28 OCTOBER 1837, Page 4

A numerous party of Liberals, residing in the neighbourhood of

Dukenfield and Staley Bridge, gave a dinner to Mr. Edward John Stanley, the Member for North Cheshire and Secretary of the Treasury, on Wednesday, at Staley Bridge. Mr. Stanley replied to the toast of "Her Majesty's Ministers ;" but told the company, that not being member of the Government, he had no information to give them respecting the Ministerial measures. He felt full confidence, how. ever, that they would be such as deserved the approbation of the country ; and he advised the people of England "to take all they could get," and remember that "there were difficulties in the way which it would not be easy to avoid." The other speakers were Mr. George Wilbraham, Mr. Brotherton, Mr. George William Wood, the Reve- rend R. Brooke Aspland, Mr. Thornely, and Mr. Wyse. The speeches are not fully reported. Mr. Thornely spoke in favour of the Ballot. Mr. Brotherton avowed himself a Radical Reformer, who thought the Whigs did not go far enough ; but still he would support them, till there was a prospect of having a Radical Ministry; and he would not, "like a flesh fly, pass over the sound parts of his friends, and settle oe their sores." Mr. Wyse's subject was national education.

At a Tory dinner at Ormskirk in Lancashire, on Tuesday, Lord Francis Egerton spoke in moderate terms of the prospects of the Tories.

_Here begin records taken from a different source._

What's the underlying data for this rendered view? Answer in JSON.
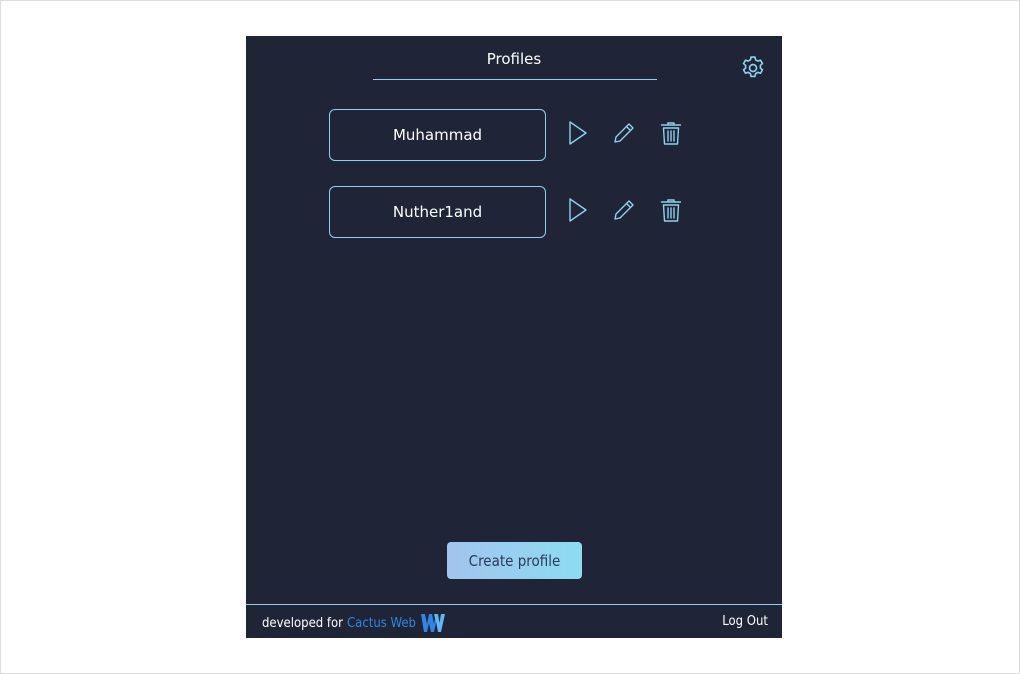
{
  "header": {
    "title": "Profiles",
    "settings_icon": "gear-icon"
  },
  "profiles": [
    {
      "name": "Muhammad"
    },
    {
      "name": "Nuther1and"
    }
  ],
  "row_actions": {
    "play_icon": "play-icon",
    "edit_icon": "pencil-icon",
    "delete_icon": "trash-icon"
  },
  "create_button": {
    "label": "Create profile"
  },
  "footer": {
    "developed_for": "developed for",
    "brand_name": "Cactus Web",
    "brand_logo": "cactus-web-logo",
    "logout_label": "Log Out"
  },
  "colors": {
    "panel_background": "#1f2436",
    "accent": "#8fd0ec",
    "brand_link": "#2f86e6",
    "button_gradient_start": "#a2c4ee",
    "button_gradient_end": "#8cdcf2"
  }
}
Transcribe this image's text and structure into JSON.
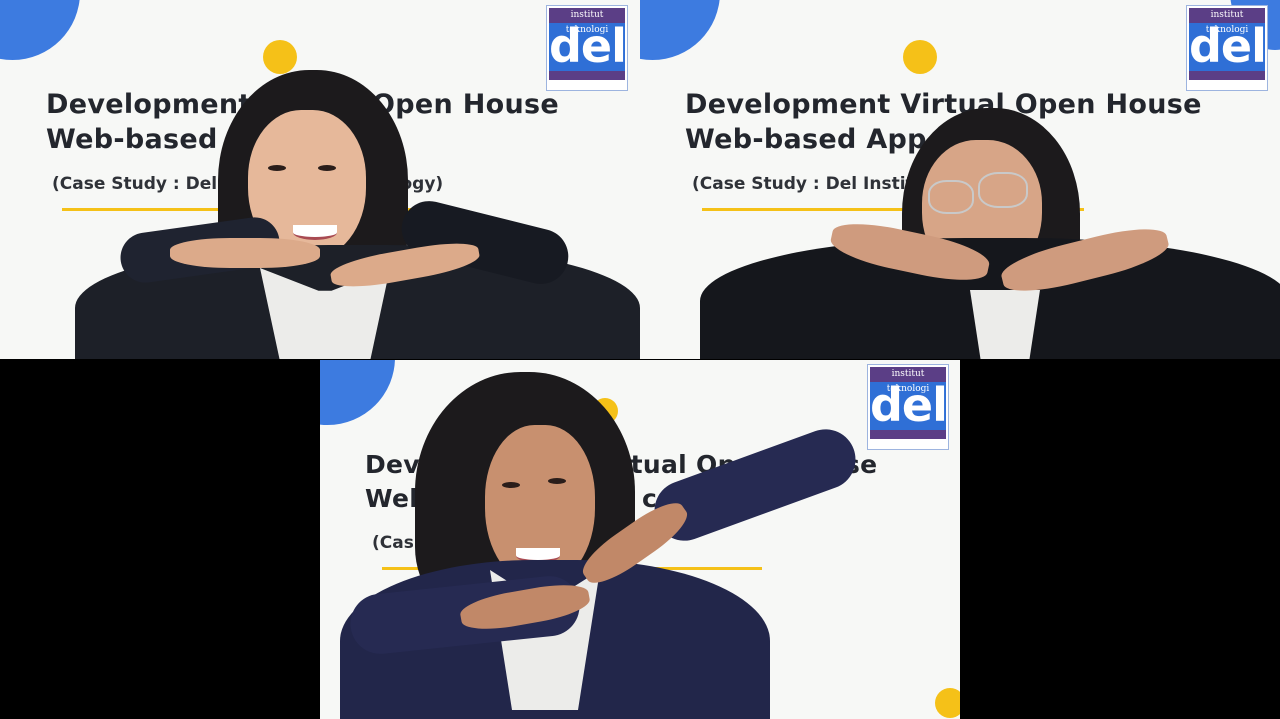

He congratulated them on the victory they had achieved and on the strength of Conservatism throughout the country. He cautioned them, however, not to overrate their strength in the House of Commons; nor yet was it tube ure derrated ; for, according to the opinions of persons well versed in such matters, they had a sufficient number to enable them to check any evil measures brought in by the Government.

The Tories have bad public dinners at Edmonton in Middlesex, the Potteries in Staffordshire, Halesworth in Suffolk, and at Liver- pool ; but nothing worth especial notice was said or done at any of these meetings.

A meeting was held at Rotherham on Thursday week, for the pur- pose of voting a church-rate. The motion for the rate was earnestly supported by Earl Fitz william ; who used the following arguments in reply to the objection that rates were levied on persons dissenting from the Church, for the exclusive benefit of Churchmen—

It was clear that there ought not to be two forms of worship encouraged by the Legislature. No—it was their duty to uphold that form of worship in the edifice which was conformable to the most numerous class of the people ; not the one which was of absolute majority over all the others, but the simple nolo jority over each other separate sect ; and that one which was in the majority ought to be established. It had been said that those who used the church ought to repair it ; but, by the same argument, it might be said that because they did not use a certain road or certain bridge they had no right to maintain it. 'This, however, could not stand : if none but those belonging to the Church were called upon to pay for its support, let it be recollected that that building ceased then to belong to the public, and was private property.

[Lord Fitzwilliam's reasoning powers have not been improved by age. Suppose Dissenters were to call upon Churchmen to contribute

to the repairs of their chapels : the Churchmen would object, that they never used the chapels : but the fair rejoinder, according to Earl Fitz- wflliam, would be—you repair bridges which you never cross, ergo you should repair our chapels which you never enter.]

At Sheffield, on Wednesday week, there was a numerous meeting in the Town-hall, to petition Parliament in favour of a system of na- tional education. Some clergymen of the Church of England, aided by a Dissenting minister, got up a clamour in opposition to the object of the meeting ; but, on a show of hands an amendment they brought forward was rejected, by a majority of 500 to 10.

On the same day, a meeting at Cheltenham was held for the same purpose. Mr. Wyse M.P., was present, and delivered an eloquent speech in illustration of the necessity and advantage of national educe. tion.